ACTIVITY:
The response should be the records below, repeated exactly, with each picture left out.

PROVIDED INFORMATION:
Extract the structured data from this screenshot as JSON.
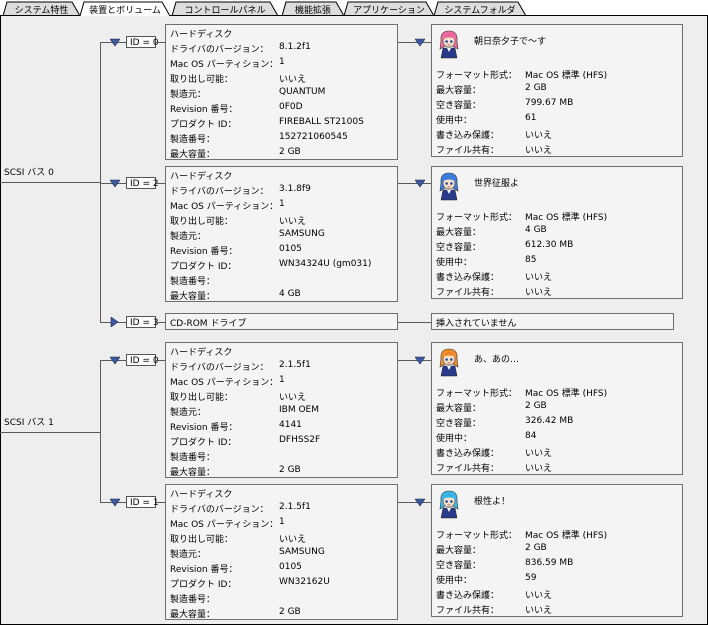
{
  "tabs": [
    {
      "label": "システム特性",
      "active": false
    },
    {
      "label": "装置とボリューム",
      "active": true
    },
    {
      "label": "コントロールパネル",
      "active": false
    },
    {
      "label": "機能拡張",
      "active": false
    },
    {
      "label": "アプリケーション",
      "active": false
    },
    {
      "label": "システムフォルダ",
      "active": false
    }
  ],
  "buses": [
    {
      "label": "SCSI バス 0",
      "devices": [
        {
          "id": "ID = 0",
          "expanded": true,
          "info": {
            "title": "ハードディスク",
            "rows": [
              {
                "k": "ドライバのバージョン：",
                "v": "8.1.2f1"
              },
              {
                "k": "Mac OS パーティション：",
                "v": "1"
              },
              {
                "k": "取り出し可能：",
                "v": "いいえ"
              },
              {
                "k": "製造元：",
                "v": "QUANTUM"
              },
              {
                "k": "Revision 番号：",
                "v": "0F0D"
              },
              {
                "k": "プロダクト ID：",
                "v": "FIREBALL ST2100S"
              },
              {
                "k": "製造番号：",
                "v": "152721060545"
              },
              {
                "k": "最大容量：",
                "v": "2 GB"
              }
            ]
          },
          "volume": {
            "name": "朝日奈夕子で～す",
            "avatar": "pink",
            "rows": [
              {
                "k": "フォーマット形式：",
                "v": "Mac OS 標準 (HFS)"
              },
              {
                "k": "最大容量：",
                "v": "2 GB"
              },
              {
                "k": "空き容量：",
                "v": "799.67 MB"
              },
              {
                "k": "使用中：",
                "v": "61"
              },
              {
                "k": "書き込み保護：",
                "v": "いいえ"
              },
              {
                "k": "ファイル共有：",
                "v": "いいえ"
              }
            ]
          }
        },
        {
          "id": "ID = 2",
          "expanded": true,
          "info": {
            "title": "ハードディスク",
            "rows": [
              {
                "k": "ドライバのバージョン：",
                "v": "3.1.8f9"
              },
              {
                "k": "Mac OS パーティション：",
                "v": "1"
              },
              {
                "k": "取り出し可能：",
                "v": "いいえ"
              },
              {
                "k": "製造元：",
                "v": "SAMSUNG"
              },
              {
                "k": "Revision 番号：",
                "v": "0105"
              },
              {
                "k": "プロダクト ID：",
                "v": "WN34324U (gm031)"
              },
              {
                "k": "製造番号：",
                "v": ""
              },
              {
                "k": "最大容量：",
                "v": "4 GB"
              }
            ]
          },
          "volume": {
            "name": "世界征服よ",
            "avatar": "blue",
            "rows": [
              {
                "k": "フォーマット形式：",
                "v": "Mac OS 標準 (HFS)"
              },
              {
                "k": "最大容量：",
                "v": "4 GB"
              },
              {
                "k": "空き容量：",
                "v": "612.30 MB"
              },
              {
                "k": "使用中：",
                "v": "85"
              },
              {
                "k": "書き込み保護：",
                "v": "いいえ"
              },
              {
                "k": "ファイル共有：",
                "v": "いいえ"
              }
            ]
          }
        },
        {
          "id": "ID = 3",
          "expanded": false,
          "info": {
            "title": "CD-ROM ドライブ",
            "rows": []
          },
          "volume": {
            "empty_text": "挿入されていません"
          }
        }
      ]
    },
    {
      "label": "SCSI バス 1",
      "devices": [
        {
          "id": "ID = 0",
          "expanded": true,
          "info": {
            "title": "ハードディスク",
            "rows": [
              {
                "k": "ドライバのバージョン：",
                "v": "2.1.5f1"
              },
              {
                "k": "Mac OS パーティション：",
                "v": "1"
              },
              {
                "k": "取り出し可能：",
                "v": "いいえ"
              },
              {
                "k": "製造元：",
                "v": "IBM OEM"
              },
              {
                "k": "Revision 番号：",
                "v": "4141"
              },
              {
                "k": "プロダクト ID：",
                "v": "DFHSS2F"
              },
              {
                "k": "製造番号：",
                "v": ""
              },
              {
                "k": "最大容量：",
                "v": "2 GB"
              }
            ]
          },
          "volume": {
            "name": "あ、あの…",
            "avatar": "orange",
            "rows": [
              {
                "k": "フォーマット形式：",
                "v": "Mac OS 標準 (HFS)"
              },
              {
                "k": "最大容量：",
                "v": "2 GB"
              },
              {
                "k": "空き容量：",
                "v": "326.42 MB"
              },
              {
                "k": "使用中：",
                "v": "84"
              },
              {
                "k": "書き込み保護：",
                "v": "いいえ"
              },
              {
                "k": "ファイル共有：",
                "v": "いいえ"
              }
            ]
          }
        },
        {
          "id": "ID = 1",
          "expanded": true,
          "info": {
            "title": "ハードディスク",
            "rows": [
              {
                "k": "ドライバのバージョン：",
                "v": "2.1.5f1"
              },
              {
                "k": "Mac OS パーティション：",
                "v": "1"
              },
              {
                "k": "取り出し可能：",
                "v": "いいえ"
              },
              {
                "k": "製造元：",
                "v": "SAMSUNG"
              },
              {
                "k": "Revision 番号：",
                "v": "0105"
              },
              {
                "k": "プロダクト ID：",
                "v": "WN32162U"
              },
              {
                "k": "製造番号：",
                "v": ""
              },
              {
                "k": "最大容量：",
                "v": "2 GB"
              }
            ]
          },
          "volume": {
            "name": "根性よ！",
            "avatar": "cyan",
            "rows": [
              {
                "k": "フォーマット形式：",
                "v": "Mac OS 標準 (HFS)"
              },
              {
                "k": "最大容量：",
                "v": "2 GB"
              },
              {
                "k": "空き容量：",
                "v": "836.59 MB"
              },
              {
                "k": "使用中：",
                "v": "59"
              },
              {
                "k": "書き込み保護：",
                "v": "いいえ"
              },
              {
                "k": "ファイル共有：",
                "v": "いいえ"
              }
            ]
          }
        }
      ]
    }
  ],
  "colors": {
    "content_bg": "#eeeeee",
    "triangle": "#3c5aa0",
    "tab_active": "#ffffff",
    "tab_inactive": "#dddddd",
    "avatar_pink": "#f06aa0",
    "avatar_blue": "#3d7de0",
    "avatar_orange": "#f08c2a",
    "avatar_cyan": "#38b8e8"
  }
}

EXERCISE SOLUTION:
Extract the structured data from this screenshot as JSON.
{
  "tabs": [
    {
      "label": "システム特性",
      "active": false
    },
    {
      "label": "装置とボリューム",
      "active": true
    },
    {
      "label": "コントロールパネル",
      "active": false
    },
    {
      "label": "機能拡張",
      "active": false
    },
    {
      "label": "アプリケーション",
      "active": false
    },
    {
      "label": "システムフォルダ",
      "active": false
    }
  ],
  "buses": [
    {
      "label": "SCSI バス 0",
      "devices": [
        {
          "id": "ID = 0",
          "expanded": true,
          "info": {
            "title": "ハードディスク",
            "rows": [
              {
                "k": "ドライバのバージョン：",
                "v": "8.1.2f1"
              },
              {
                "k": "Mac OS パーティション：",
                "v": "1"
              },
              {
                "k": "取り出し可能：",
                "v": "いいえ"
              },
              {
                "k": "製造元：",
                "v": "QUANTUM"
              },
              {
                "k": "Revision 番号：",
                "v": "0F0D"
              },
              {
                "k": "プロダクト ID：",
                "v": "FIREBALL ST2100S"
              },
              {
                "k": "製造番号：",
                "v": "152721060545"
              },
              {
                "k": "最大容量：",
                "v": "2 GB"
              }
            ]
          },
          "volume": {
            "name": "朝日奈夕子で～す",
            "avatar": "pink",
            "rows": [
              {
                "k": "フォーマット形式：",
                "v": "Mac OS 標準 (HFS)"
              },
              {
                "k": "最大容量：",
                "v": "2 GB"
              },
              {
                "k": "空き容量：",
                "v": "799.67 MB"
              },
              {
                "k": "使用中：",
                "v": "61"
              },
              {
                "k": "書き込み保護：",
                "v": "いいえ"
              },
              {
                "k": "ファイル共有：",
                "v": "いいえ"
              }
            ]
          }
        },
        {
          "id": "ID = 2",
          "expanded": true,
          "info": {
            "title": "ハードディスク",
            "rows": [
              {
                "k": "ドライバのバージョン：",
                "v": "3.1.8f9"
              },
              {
                "k": "Mac OS パーティション：",
                "v": "1"
              },
              {
                "k": "取り出し可能：",
                "v": "いいえ"
              },
              {
                "k": "製造元：",
                "v": "SAMSUNG"
              },
              {
                "k": "Revision 番号：",
                "v": "0105"
              },
              {
                "k": "プロダクト ID：",
                "v": "WN34324U (gm031)"
              },
              {
                "k": "製造番号：",
                "v": ""
              },
              {
                "k": "最大容量：",
                "v": "4 GB"
              }
            ]
          },
          "volume": {
            "name": "世界征服よ",
            "avatar": "blue",
            "rows": [
              {
                "k": "フォーマット形式：",
                "v": "Mac OS 標準 (HFS)"
              },
              {
                "k": "最大容量：",
                "v": "4 GB"
              },
              {
                "k": "空き容量：",
                "v": "612.30 MB"
              },
              {
                "k": "使用中：",
                "v": "85"
              },
              {
                "k": "書き込み保護：",
                "v": "いいえ"
              },
              {
                "k": "ファイル共有：",
                "v": "いいえ"
              }
            ]
          }
        },
        {
          "id": "ID = 3",
          "expanded": false,
          "info": {
            "title": "CD-ROM ドライブ",
            "rows": []
          },
          "volume": {
            "empty_text": "挿入されていません"
          }
        }
      ]
    },
    {
      "label": "SCSI バス 1",
      "devices": [
        {
          "id": "ID = 0",
          "expanded": true,
          "info": {
            "title": "ハードディスク",
            "rows": [
              {
                "k": "ドライバのバージョン：",
                "v": "2.1.5f1"
              },
              {
                "k": "Mac OS パーティション：",
                "v": "1"
              },
              {
                "k": "取り出し可能：",
                "v": "いいえ"
              },
              {
                "k": "製造元：",
                "v": "IBM OEM"
              },
              {
                "k": "Revision 番号：",
                "v": "4141"
              },
              {
                "k": "プロダクト ID：",
                "v": "DFHSS2F"
              },
              {
                "k": "製造番号：",
                "v": ""
              },
              {
                "k": "最大容量：",
                "v": "2 GB"
              }
            ]
          },
          "volume": {
            "name": "あ、あの…",
            "avatar": "orange",
            "rows": [
              {
                "k": "フォーマット形式：",
                "v": "Mac OS 標準 (HFS)"
              },
              {
                "k": "最大容量：",
                "v": "2 GB"
              },
              {
                "k": "空き容量：",
                "v": "326.42 MB"
              },
              {
                "k": "使用中：",
                "v": "84"
              },
              {
                "k": "書き込み保護：",
                "v": "いいえ"
              },
              {
                "k": "ファイル共有：",
                "v": "いいえ"
              }
            ]
          }
        },
        {
          "id": "ID = 1",
          "expanded": true,
          "info": {
            "title": "ハードディスク",
            "rows": [
              {
                "k": "ドライバのバージョン：",
                "v": "2.1.5f1"
              },
              {
                "k": "Mac OS パーティション：",
                "v": "1"
              },
              {
                "k": "取り出し可能：",
                "v": "いいえ"
              },
              {
                "k": "製造元：",
                "v": "SAMSUNG"
              },
              {
                "k": "Revision 番号：",
                "v": "0105"
              },
              {
                "k": "プロダクト ID：",
                "v": "WN32162U"
              },
              {
                "k": "製造番号：",
                "v": ""
              },
              {
                "k": "最大容量：",
                "v": "2 GB"
              }
            ]
          },
          "volume": {
            "name": "根性よ！",
            "avatar": "cyan",
            "rows": [
              {
                "k": "フォーマット形式：",
                "v": "Mac OS 標準 (HFS)"
              },
              {
                "k": "最大容量：",
                "v": "2 GB"
              },
              {
                "k": "空き容量：",
                "v": "836.59 MB"
              },
              {
                "k": "使用中：",
                "v": "59"
              },
              {
                "k": "書き込み保護：",
                "v": "いいえ"
              },
              {
                "k": "ファイル共有：",
                "v": "いいえ"
              }
            ]
          }
        }
      ]
    }
  ],
  "colors": {
    "content_bg": "#eeeeee",
    "triangle": "#3c5aa0",
    "tab_active": "#ffffff",
    "tab_inactive": "#dddddd",
    "avatar_pink": "#f06aa0",
    "avatar_blue": "#3d7de0",
    "avatar_orange": "#f08c2a",
    "avatar_cyan": "#38b8e8"
  }
}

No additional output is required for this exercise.